::: Supplied records

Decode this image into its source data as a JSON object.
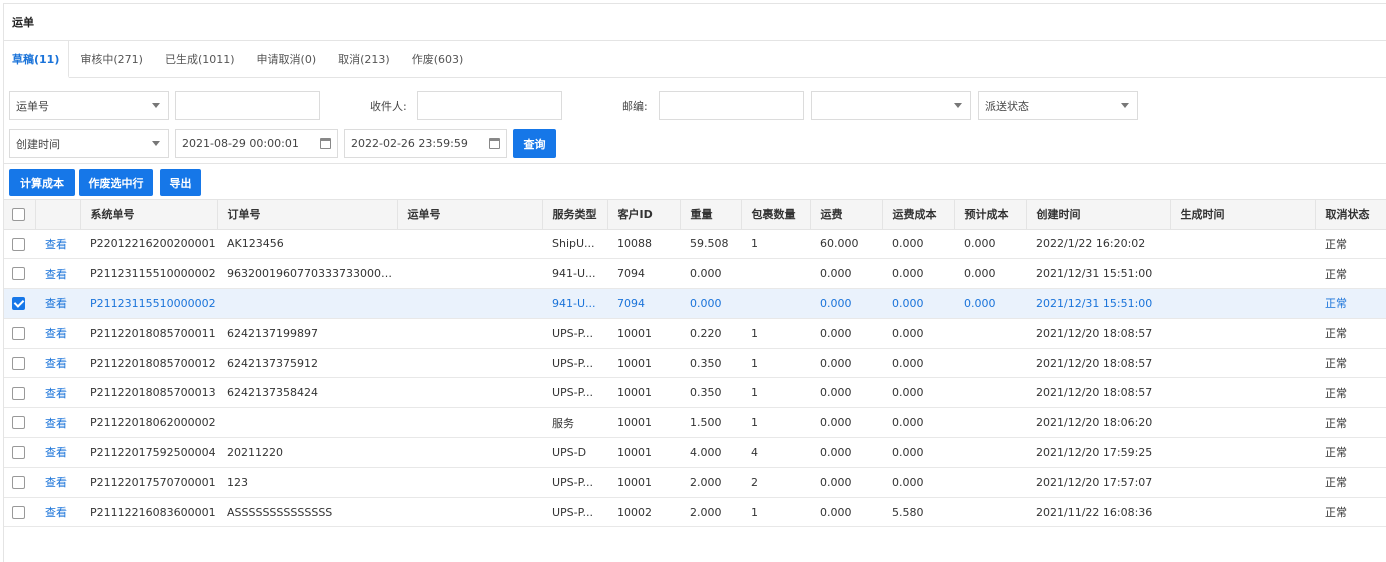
{
  "title": "运单",
  "tabs": [
    {
      "label": "草稿(11)",
      "active": true
    },
    {
      "label": "审核中(271)"
    },
    {
      "label": "已生成(1011)"
    },
    {
      "label": "申请取消(0)"
    },
    {
      "label": "取消(213)"
    },
    {
      "label": "作废(603)"
    }
  ],
  "filters": {
    "field_select": "运单号",
    "field_value": "",
    "recipient_label": "收件人:",
    "recipient_value": "",
    "zip_label": "邮编:",
    "zip_value": "",
    "extra_select": "",
    "delivery_status": "派送状态",
    "time_select": "创建时间",
    "start_date": "2021-08-29 00:00:01",
    "end_date": "2022-02-26 23:59:59",
    "query_button": "查询"
  },
  "actions": {
    "calc_cost": "计算成本",
    "void_selected": "作废选中行",
    "export": "导出"
  },
  "table": {
    "view_label": "查看",
    "columns": [
      "系统单号",
      "订单号",
      "运单号",
      "服务类型",
      "客户ID",
      "重量",
      "包裹数量",
      "运费",
      "运费成本",
      "预计成本",
      "创建时间",
      "生成时间",
      "取消状态"
    ],
    "rows": [
      {
        "checked": false,
        "sys": "P22012216200200001",
        "order": "AK123456",
        "waybill": "",
        "service": "ShipU...",
        "cust": "10088",
        "weight": "59.508",
        "pkgs": "1",
        "fee": "60.000",
        "fee_cost": "0.000",
        "est_cost": "0.000",
        "created": "2022/1/22 16:20:02",
        "generated": "",
        "cancel": "正常"
      },
      {
        "checked": false,
        "sys": "P21123115510000002",
        "order": "963200196077033373300050​6...",
        "waybill": "",
        "service": "941-U...",
        "cust": "7094",
        "weight": "0.000",
        "pkgs": "",
        "fee": "0.000",
        "fee_cost": "0.000",
        "est_cost": "0.000",
        "created": "2021/12/31 15:51:00",
        "generated": "",
        "cancel": "正常"
      },
      {
        "checked": true,
        "sys": "P21123115510000002",
        "order": "",
        "waybill": "",
        "service": "941-U...",
        "cust": "7094",
        "weight": "0.000",
        "pkgs": "",
        "fee": "0.000",
        "fee_cost": "0.000",
        "est_cost": "0.000",
        "created": "2021/12/31 15:51:00",
        "generated": "",
        "cancel": "正常"
      },
      {
        "checked": false,
        "sys": "P21122018085700011",
        "order": "6242137199897",
        "waybill": "",
        "service": "UPS-P...",
        "cust": "10001",
        "weight": "0.220",
        "pkgs": "1",
        "fee": "0.000",
        "fee_cost": "0.000",
        "est_cost": "",
        "created": "2021/12/20 18:08:57",
        "generated": "",
        "cancel": "正常"
      },
      {
        "checked": false,
        "sys": "P21122018085700012",
        "order": "6242137375912",
        "waybill": "",
        "service": "UPS-P...",
        "cust": "10001",
        "weight": "0.350",
        "pkgs": "1",
        "fee": "0.000",
        "fee_cost": "0.000",
        "est_cost": "",
        "created": "2021/12/20 18:08:57",
        "generated": "",
        "cancel": "正常"
      },
      {
        "checked": false,
        "sys": "P21122018085700013",
        "order": "6242137358424",
        "waybill": "",
        "service": "UPS-P...",
        "cust": "10001",
        "weight": "0.350",
        "pkgs": "1",
        "fee": "0.000",
        "fee_cost": "0.000",
        "est_cost": "",
        "created": "2021/12/20 18:08:57",
        "generated": "",
        "cancel": "正常"
      },
      {
        "checked": false,
        "sys": "P21122018062000002",
        "order": "",
        "waybill": "",
        "service": "服务",
        "cust": "10001",
        "weight": "1.500",
        "pkgs": "1",
        "fee": "0.000",
        "fee_cost": "0.000",
        "est_cost": "",
        "created": "2021/12/20 18:06:20",
        "generated": "",
        "cancel": "正常"
      },
      {
        "checked": false,
        "sys": "P21122017592500004",
        "order": "20211220",
        "waybill": "",
        "service": "UPS-D",
        "cust": "10001",
        "weight": "4.000",
        "pkgs": "4",
        "fee": "0.000",
        "fee_cost": "0.000",
        "est_cost": "",
        "created": "2021/12/20 17:59:25",
        "generated": "",
        "cancel": "正常"
      },
      {
        "checked": false,
        "sys": "P21122017570700001",
        "order": "123",
        "waybill": "",
        "service": "UPS-P...",
        "cust": "10001",
        "weight": "2.000",
        "pkgs": "2",
        "fee": "0.000",
        "fee_cost": "0.000",
        "est_cost": "",
        "created": "2021/12/20 17:57:07",
        "generated": "",
        "cancel": "正常"
      },
      {
        "checked": false,
        "sys": "P21112216083600001",
        "order": "ASSSSSSSSSSSSSS",
        "waybill": "",
        "service": "UPS-P...",
        "cust": "10002",
        "weight": "2.000",
        "pkgs": "1",
        "fee": "0.000",
        "fee_cost": "5.580",
        "est_cost": "",
        "created": "2021/11/22 16:08:36",
        "generated": "",
        "cancel": "正常"
      }
    ]
  }
}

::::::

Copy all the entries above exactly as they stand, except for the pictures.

Decode this image into its source data as a JSON object.
{
  "title": "运单",
  "tabs": [
    {
      "label": "草稿(11)",
      "active": true
    },
    {
      "label": "审核中(271)"
    },
    {
      "label": "已生成(1011)"
    },
    {
      "label": "申请取消(0)"
    },
    {
      "label": "取消(213)"
    },
    {
      "label": "作废(603)"
    }
  ],
  "filters": {
    "field_select": "运单号",
    "field_value": "",
    "recipient_label": "收件人:",
    "recipient_value": "",
    "zip_label": "邮编:",
    "zip_value": "",
    "extra_select": "",
    "delivery_status": "派送状态",
    "time_select": "创建时间",
    "start_date": "2021-08-29 00:00:01",
    "end_date": "2022-02-26 23:59:59",
    "query_button": "查询"
  },
  "actions": {
    "calc_cost": "计算成本",
    "void_selected": "作废选中行",
    "export": "导出"
  },
  "table": {
    "view_label": "查看",
    "columns": [
      "系统单号",
      "订单号",
      "运单号",
      "服务类型",
      "客户ID",
      "重量",
      "包裹数量",
      "运费",
      "运费成本",
      "预计成本",
      "创建时间",
      "生成时间",
      "取消状态"
    ],
    "rows": [
      {
        "checked": false,
        "sys": "P22012216200200001",
        "order": "AK123456",
        "waybill": "",
        "service": "ShipU...",
        "cust": "10088",
        "weight": "59.508",
        "pkgs": "1",
        "fee": "60.000",
        "fee_cost": "0.000",
        "est_cost": "0.000",
        "created": "2022/1/22 16:20:02",
        "generated": "",
        "cancel": "正常"
      },
      {
        "checked": false,
        "sys": "P21123115510000002",
        "order": "963200196077033373300050​6...",
        "waybill": "",
        "service": "941-U...",
        "cust": "7094",
        "weight": "0.000",
        "pkgs": "",
        "fee": "0.000",
        "fee_cost": "0.000",
        "est_cost": "0.000",
        "created": "2021/12/31 15:51:00",
        "generated": "",
        "cancel": "正常"
      },
      {
        "checked": true,
        "sys": "P21123115510000002",
        "order": "",
        "waybill": "",
        "service": "941-U...",
        "cust": "7094",
        "weight": "0.000",
        "pkgs": "",
        "fee": "0.000",
        "fee_cost": "0.000",
        "est_cost": "0.000",
        "created": "2021/12/31 15:51:00",
        "generated": "",
        "cancel": "正常"
      },
      {
        "checked": false,
        "sys": "P21122018085700011",
        "order": "6242137199897",
        "waybill": "",
        "service": "UPS-P...",
        "cust": "10001",
        "weight": "0.220",
        "pkgs": "1",
        "fee": "0.000",
        "fee_cost": "0.000",
        "est_cost": "",
        "created": "2021/12/20 18:08:57",
        "generated": "",
        "cancel": "正常"
      },
      {
        "checked": false,
        "sys": "P21122018085700012",
        "order": "6242137375912",
        "waybill": "",
        "service": "UPS-P...",
        "cust": "10001",
        "weight": "0.350",
        "pkgs": "1",
        "fee": "0.000",
        "fee_cost": "0.000",
        "est_cost": "",
        "created": "2021/12/20 18:08:57",
        "generated": "",
        "cancel": "正常"
      },
      {
        "checked": false,
        "sys": "P21122018085700013",
        "order": "6242137358424",
        "waybill": "",
        "service": "UPS-P...",
        "cust": "10001",
        "weight": "0.350",
        "pkgs": "1",
        "fee": "0.000",
        "fee_cost": "0.000",
        "est_cost": "",
        "created": "2021/12/20 18:08:57",
        "generated": "",
        "cancel": "正常"
      },
      {
        "checked": false,
        "sys": "P21122018062000002",
        "order": "",
        "waybill": "",
        "service": "服务",
        "cust": "10001",
        "weight": "1.500",
        "pkgs": "1",
        "fee": "0.000",
        "fee_cost": "0.000",
        "est_cost": "",
        "created": "2021/12/20 18:06:20",
        "generated": "",
        "cancel": "正常"
      },
      {
        "checked": false,
        "sys": "P21122017592500004",
        "order": "20211220",
        "waybill": "",
        "service": "UPS-D",
        "cust": "10001",
        "weight": "4.000",
        "pkgs": "4",
        "fee": "0.000",
        "fee_cost": "0.000",
        "est_cost": "",
        "created": "2021/12/20 17:59:25",
        "generated": "",
        "cancel": "正常"
      },
      {
        "checked": false,
        "sys": "P21122017570700001",
        "order": "123",
        "waybill": "",
        "service": "UPS-P...",
        "cust": "10001",
        "weight": "2.000",
        "pkgs": "2",
        "fee": "0.000",
        "fee_cost": "0.000",
        "est_cost": "",
        "created": "2021/12/20 17:57:07",
        "generated": "",
        "cancel": "正常"
      },
      {
        "checked": false,
        "sys": "P21112216083600001",
        "order": "ASSSSSSSSSSSSSS",
        "waybill": "",
        "service": "UPS-P...",
        "cust": "10002",
        "weight": "2.000",
        "pkgs": "1",
        "fee": "0.000",
        "fee_cost": "5.580",
        "est_cost": "",
        "created": "2021/11/22 16:08:36",
        "generated": "",
        "cancel": "正常"
      }
    ]
  }
}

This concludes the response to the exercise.